One of the core motivations of EJB is to abstract away locking, the thought is that a developer shouldn’t have to worry about concurrency issues when developing business objects. It’s quite a reasonable vision, however it’s more fantasy than reality.
I have no issues against separation of concerns, and I do believe that in many cases a developer shouldn’t have to worry about concurrency issues. My main beef is that there’s this insidious believe that it’s possible to abstract away concurrency.
Concurrency is really a no brainer if you’re stateless or when you don’t share anything. When you do have to share something, then that’s when you need someway to resolve the conflict. In general locking and its corresponding protocols (i.e. transactions) are mechanisms to resolve conflict in shared resources. We could choose to believe, as many do, that locking is done at the lowest levels of code and can be abstracted away at the higher levels. However this belief is entirely erroneous.

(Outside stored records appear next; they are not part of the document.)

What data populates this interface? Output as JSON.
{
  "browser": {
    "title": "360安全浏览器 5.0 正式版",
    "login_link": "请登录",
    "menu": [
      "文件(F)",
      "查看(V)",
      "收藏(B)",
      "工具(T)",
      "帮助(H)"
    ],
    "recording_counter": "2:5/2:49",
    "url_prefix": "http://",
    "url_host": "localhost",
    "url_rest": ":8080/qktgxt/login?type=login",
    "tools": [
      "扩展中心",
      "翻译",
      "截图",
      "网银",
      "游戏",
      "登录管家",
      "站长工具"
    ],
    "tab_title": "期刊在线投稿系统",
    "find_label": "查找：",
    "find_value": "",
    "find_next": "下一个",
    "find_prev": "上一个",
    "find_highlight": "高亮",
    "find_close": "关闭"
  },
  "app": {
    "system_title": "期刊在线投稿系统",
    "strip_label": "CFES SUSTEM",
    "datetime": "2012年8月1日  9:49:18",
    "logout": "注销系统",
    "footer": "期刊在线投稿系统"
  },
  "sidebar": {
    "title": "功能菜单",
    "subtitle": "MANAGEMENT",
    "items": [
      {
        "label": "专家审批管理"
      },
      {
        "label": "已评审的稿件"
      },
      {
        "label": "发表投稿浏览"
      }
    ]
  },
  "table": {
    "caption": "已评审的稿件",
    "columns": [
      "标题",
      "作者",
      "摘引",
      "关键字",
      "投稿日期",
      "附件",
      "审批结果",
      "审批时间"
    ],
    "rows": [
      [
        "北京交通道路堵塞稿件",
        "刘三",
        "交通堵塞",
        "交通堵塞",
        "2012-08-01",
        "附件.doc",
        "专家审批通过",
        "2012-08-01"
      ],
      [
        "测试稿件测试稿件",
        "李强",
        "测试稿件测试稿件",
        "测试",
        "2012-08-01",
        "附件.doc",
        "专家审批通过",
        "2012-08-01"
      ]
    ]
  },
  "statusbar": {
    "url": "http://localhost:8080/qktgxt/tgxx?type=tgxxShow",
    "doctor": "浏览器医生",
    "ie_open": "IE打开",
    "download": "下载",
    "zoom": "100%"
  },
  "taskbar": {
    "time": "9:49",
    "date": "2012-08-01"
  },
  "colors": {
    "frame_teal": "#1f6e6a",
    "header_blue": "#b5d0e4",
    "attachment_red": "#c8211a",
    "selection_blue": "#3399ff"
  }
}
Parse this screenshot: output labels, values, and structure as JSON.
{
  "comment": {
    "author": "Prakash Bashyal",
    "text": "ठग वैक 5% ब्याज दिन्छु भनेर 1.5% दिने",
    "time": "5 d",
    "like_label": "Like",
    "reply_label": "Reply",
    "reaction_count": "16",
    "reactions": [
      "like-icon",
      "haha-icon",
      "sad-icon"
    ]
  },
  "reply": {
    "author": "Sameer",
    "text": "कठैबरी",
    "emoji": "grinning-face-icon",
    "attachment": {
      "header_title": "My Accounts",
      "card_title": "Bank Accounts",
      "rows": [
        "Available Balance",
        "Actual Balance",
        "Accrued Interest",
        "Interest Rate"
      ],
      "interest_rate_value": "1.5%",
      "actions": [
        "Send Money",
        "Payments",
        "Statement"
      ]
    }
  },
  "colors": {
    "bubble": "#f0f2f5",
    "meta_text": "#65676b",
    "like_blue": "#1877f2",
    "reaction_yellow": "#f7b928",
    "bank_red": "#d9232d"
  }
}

Computer Science tends to have a habit of creating models of the world that don’t reflect reality. Take for example the preoccupation of pure functional languages, that is languages that don’t have state. The reason why the theoreticians love it is because its easy to apply analytic tools to discover new insights. However, it’s got a fatal flaw, just like most mathematics, there’s absolutely no concept of time. Unfortunately, time exists in the real world, functional languages do have their place, however they break down quite too easily to real world requirements.
The problem with locking now is that it also exists in the real world, it’s an avoidable reality. You all learned this in childhood, things are indeed shared! We could for a subset of business rules focus on things that aren’t shared, that would be easy. However, business by its very nature is about interaction, with interaction comes sharing. It’s simply unavoidable not to discuss or implement at a high level how things are to be shared.
Now it would be easy if everything were shared in the same way, that is the assumption of pure pessimistic locking systems. That is, sharing by reservation, that is cancellation of reservation without consequences. Fact is, that’s not reality, I can’t hold a reservation forever nor should be no consequences if I cancel it.
Sharing is also about coordination, after all reality is that time isn’t free, we need to build mechanisms to make coordination efficient. That’s why there’s such a thing as optimistic locking, it assumes that you can make copies of the thing that’s shared, and possibly in some future time resolve the conflicts when you merge those copies together. We all love the convenience of not having to wait to do work on a system like CVS where optimistic locking is in effect. However, we cannot hide the fact, that if there’s a conflict, some human needs to get involved to resolve it.
Now if you reflect a bit about most of the programs that we use most often today, it’s quite obvious that most of it is about coordination and not computation. Computer Science seems to be stuck with this old mind set that it’s all about computation, well sorry, but that only applied back in the 50′s.
In short, it’s all about coordination, and if you can build effective coordination mechanisms then you’re on the right track to solving the real problem. To say that it can be abstracted away isn’t solving the problem, it’s denying the problem exists. So I wonder, is the EJB world in denial?